In an official statement Monday to Phoenix New Times, ASU described Rittenhouse as "not enrolled."
Rittenhouse testified during his trial earlier this month that he was a student at ASU, studying nursing. At the time, ASU confirmed that Rittenhouse was a non-degree student who had been taking online classes. The semester he had enrolled in ends this week.
It's not clear when, how, or why his status at the university changed, and spokespeople there did not reply to further inquires from New Times on the matter, despite a campus controversy over his possible arrival.
Last month, Rittenhouse had said he was an enrolled ASU student. In an interview last week with Fox News host Tucker Carlson, Rittenhouse said he hoped to become a nurse and was completing the prerequisite classes for the field.
"I intend on going on campus," he said.
Around the same time, Rittenhouse told TV anchor Ashleigh Banfield the same thing in a one-hour interview on her show, which airs on NewsNation.
Then he dropped this zinger: "I do want to look into law and see if it is right for me. If I decided to, it would definitely be criminal defense work.

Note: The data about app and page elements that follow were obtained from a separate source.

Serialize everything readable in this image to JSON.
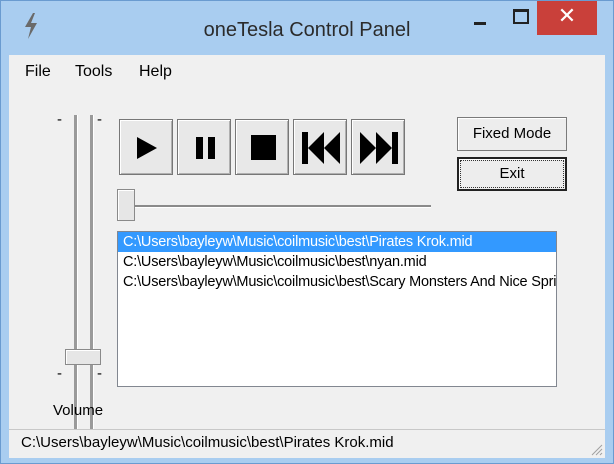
{
  "window": {
    "title": "oneTesla Control Panel",
    "close_glyph": "✕",
    "accent": "#a9cdf0",
    "close_color": "#c9403a"
  },
  "menu": {
    "items": [
      "File",
      "Tools",
      "Help"
    ]
  },
  "volume": {
    "label": "Volume",
    "tick": "-",
    "level": 0.2
  },
  "transport": {
    "icons": [
      "play-icon",
      "pause-icon",
      "stop-icon",
      "skip-back-icon",
      "skip-forward-icon"
    ]
  },
  "side_buttons": {
    "fixed_mode": "Fixed Mode",
    "exit": "Exit"
  },
  "seek": {
    "position": 0.0
  },
  "playlist": {
    "items": [
      {
        "text": "C:\\Users\\bayleyw\\Music\\coilmusic\\best\\Pirates Krok.mid",
        "selected": true
      },
      {
        "text": "C:\\Users\\bayleyw\\Music\\coilmusic\\best\\nyan.mid",
        "selected": false
      },
      {
        "text": "C:\\Users\\bayleyw\\Music\\coilmusic\\best\\Scary Monsters And Nice Sprites.mid",
        "selected": false
      }
    ],
    "selection_color": "#3399ff"
  },
  "status": {
    "text": "C:\\Users\\bayleyw\\Music\\coilmusic\\best\\Pirates Krok.mid"
  }
}
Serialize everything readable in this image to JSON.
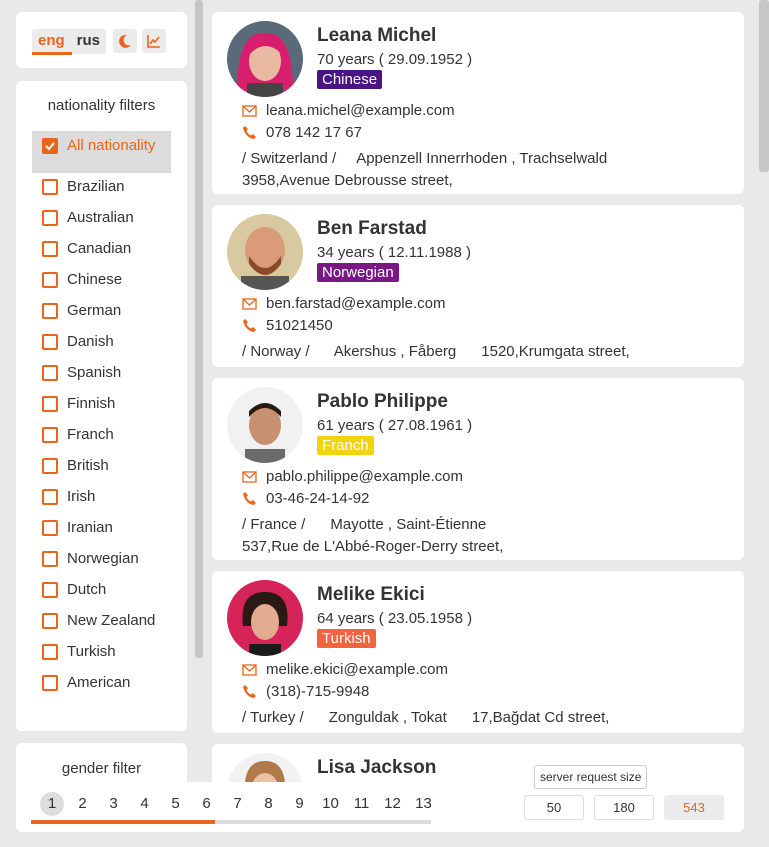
{
  "lang": {
    "eng": "eng",
    "rus": "rus"
  },
  "filters": {
    "title": "nationality filters",
    "items": [
      "All nationality",
      "Brazilian",
      "Australian",
      "Canadian",
      "Chinese",
      "German",
      "Danish",
      "Spanish",
      "Finnish",
      "Franch",
      "British",
      "Irish",
      "Iranian",
      "Norwegian",
      "Dutch",
      "New Zealand",
      "Turkish",
      "American"
    ]
  },
  "gender": {
    "title": "gender filter"
  },
  "users": [
    {
      "name": "Leana Michel",
      "age": "70 years ( 29.09.1952 )",
      "nat": "Chinese",
      "nat_color": "#4a1485",
      "email": "leana.michel@example.com",
      "phone": "078 142 17 67",
      "addr1": "/ Switzerland /     Appenzell Innerrhoden , Trachselwald",
      "addr2": "3958,Avenue Debrousse street,"
    },
    {
      "name": "Ben Farstad",
      "age": "34 years ( 12.11.1988 )",
      "nat": "Norwegian",
      "nat_color": "#7a1685",
      "email": "ben.farstad@example.com",
      "phone": "51021450",
      "addr1": "/ Norway /      Akershus , Fåberg      1520,Krumgata street,",
      "addr2": ""
    },
    {
      "name": "Pablo Philippe",
      "age": "61 years ( 27.08.1961 )",
      "nat": "Franch",
      "nat_color": "#f2d40c",
      "email": "pablo.philippe@example.com",
      "phone": "03-46-24-14-92",
      "addr1": "/ France /      Mayotte , Saint-Étienne",
      "addr2": "537,Rue de L'Abbé-Roger-Derry street,"
    },
    {
      "name": "Melike Ekici",
      "age": "64 years ( 23.05.1958 )",
      "nat": "Turkish",
      "nat_color": "#f2653c",
      "email": "melike.ekici@example.com",
      "phone": "(318)-715-9948",
      "addr1": "/ Turkey /      Zonguldak , Tokat      17,Bağdat Cd street,",
      "addr2": ""
    },
    {
      "name": "Lisa Jackson"
    }
  ],
  "pager": {
    "pages": [
      "1",
      "2",
      "3",
      "4",
      "5",
      "6",
      "7",
      "8",
      "9",
      "10",
      "11",
      "12",
      "13"
    ],
    "progress": 0.46,
    "tooltip": "server request size",
    "sizes": [
      "50",
      "180",
      "543"
    ]
  },
  "colors": {
    "accent": "#e8651a"
  }
}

ASU spokesperson Chris Fiscus repeated previous claims that Rittenhouse had "not gone through the ASU admissions process." Non-degree students do still have to go through a modified admission process, however, according to the school's own non-degree information page.
Over the last several days, several student groups at ASU have been organizing to boot Rittenhouse off the campus. A petition for the university to expel him had garnered nearly 2,500 signatures as of Monday afternoon.
"ASU should be a safe and inclusive space for all students, which will be disrupted if Kyle Rittenhouse is allowed to attend this school," the petition reads.
On Wednesday, multiple student groups — including Students for Socialism, MECHA de ASU, Multicultural Solidarity Coalition, and Students for Justice in Palestine — will be holding an event titled "Killer Off Campus," demanding that Rittenhouse leave the university.
Rittenhouse, who faced multiple homicide charges after he shot and killed two people during ongoing police brutality protests in Kenosha, Wisconsin, was found not guilty on all counts after a two-week trial in Wisconsin. His attorneys argued he acted in self-defense.